#### TASK ITEM
Where a line of the entries holds the string "icon", copy that line.

─── INPUT RECORDS

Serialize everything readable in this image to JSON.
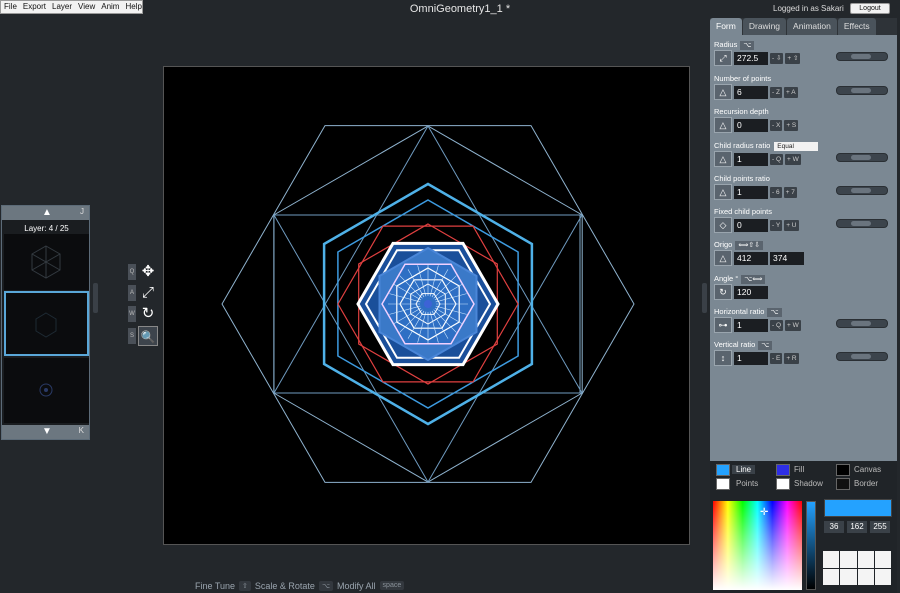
{
  "menu": [
    "File",
    "Export",
    "Layer",
    "View",
    "Anim",
    "Help"
  ],
  "title": "OmniGeometry1_1 *",
  "header": {
    "login_text": "Logged in as Sakari",
    "logout_label": "Logout"
  },
  "layers": {
    "up_arrow": "▲",
    "down_arrow": "▼",
    "up_key": "J",
    "down_key": "K",
    "label": "Layer: 4 / 25"
  },
  "tools": [
    {
      "key": "Q",
      "icon": "move-icon",
      "glyph": "✥"
    },
    {
      "key": "A",
      "icon": "expand-icon",
      "glyph": "⤢"
    },
    {
      "key": "W",
      "icon": "rotate-icon",
      "glyph": "↻"
    },
    {
      "key": "S",
      "icon": "zoom-icon",
      "glyph": "🔍"
    }
  ],
  "bottom": [
    {
      "label": "Fine Tune",
      "key": "⇧"
    },
    {
      "label": "Scale & Rotate",
      "key": "⌥"
    },
    {
      "label": "Modify All",
      "key": "space"
    }
  ],
  "tabs": [
    "Form",
    "Drawing",
    "Animation",
    "Effects"
  ],
  "form": {
    "radius": {
      "label": "Radius",
      "value": "272.5",
      "minus": "- ⇩",
      "plus": "+ ⇧"
    },
    "points": {
      "label": "Number of points",
      "value": "6",
      "minus": "- Z",
      "plus": "+ A"
    },
    "recursion": {
      "label": "Recursion depth",
      "value": "0",
      "minus": "- X",
      "plus": "+ S"
    },
    "child_radius": {
      "label": "Child radius ratio",
      "select": "Equal",
      "value": "1",
      "minus": "- Q",
      "plus": "+ W"
    },
    "child_points": {
      "label": "Child points ratio",
      "value": "1",
      "minus": "- 6",
      "plus": "+ 7"
    },
    "fixed_child": {
      "label": "Fixed child points",
      "value": "0",
      "minus": "- Y",
      "plus": "+ U"
    },
    "origin": {
      "label": "Origo",
      "x": "412",
      "y": "374"
    },
    "angle": {
      "label": "Angle °",
      "value": "120"
    },
    "horizontal": {
      "label": "Horizontal ratio",
      "value": "1",
      "minus": "- Q",
      "plus": "+ W"
    },
    "vertical": {
      "label": "Vertical ratio",
      "value": "1",
      "minus": "- E",
      "plus": "+ R"
    }
  },
  "colors": {
    "line_label": "Line",
    "points_label": "Points",
    "fill_label": "Fill",
    "shadow_label": "Shadow",
    "canvas_label": "Canvas",
    "border_label": "Border",
    "r": "36",
    "g": "162",
    "b": "255",
    "line_color": "#24a2ff",
    "fill_color": "#2e2ee6",
    "points_color": "#ffffff",
    "shadow_color": "#ffffff",
    "canvas_color": "#000000",
    "border_color": "#111111"
  }
}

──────

#### OUTPUT
      "icon": "move-icon",
      "icon": "expand-icon",
      "icon": "rotate-icon",
      "icon": "zoom-icon",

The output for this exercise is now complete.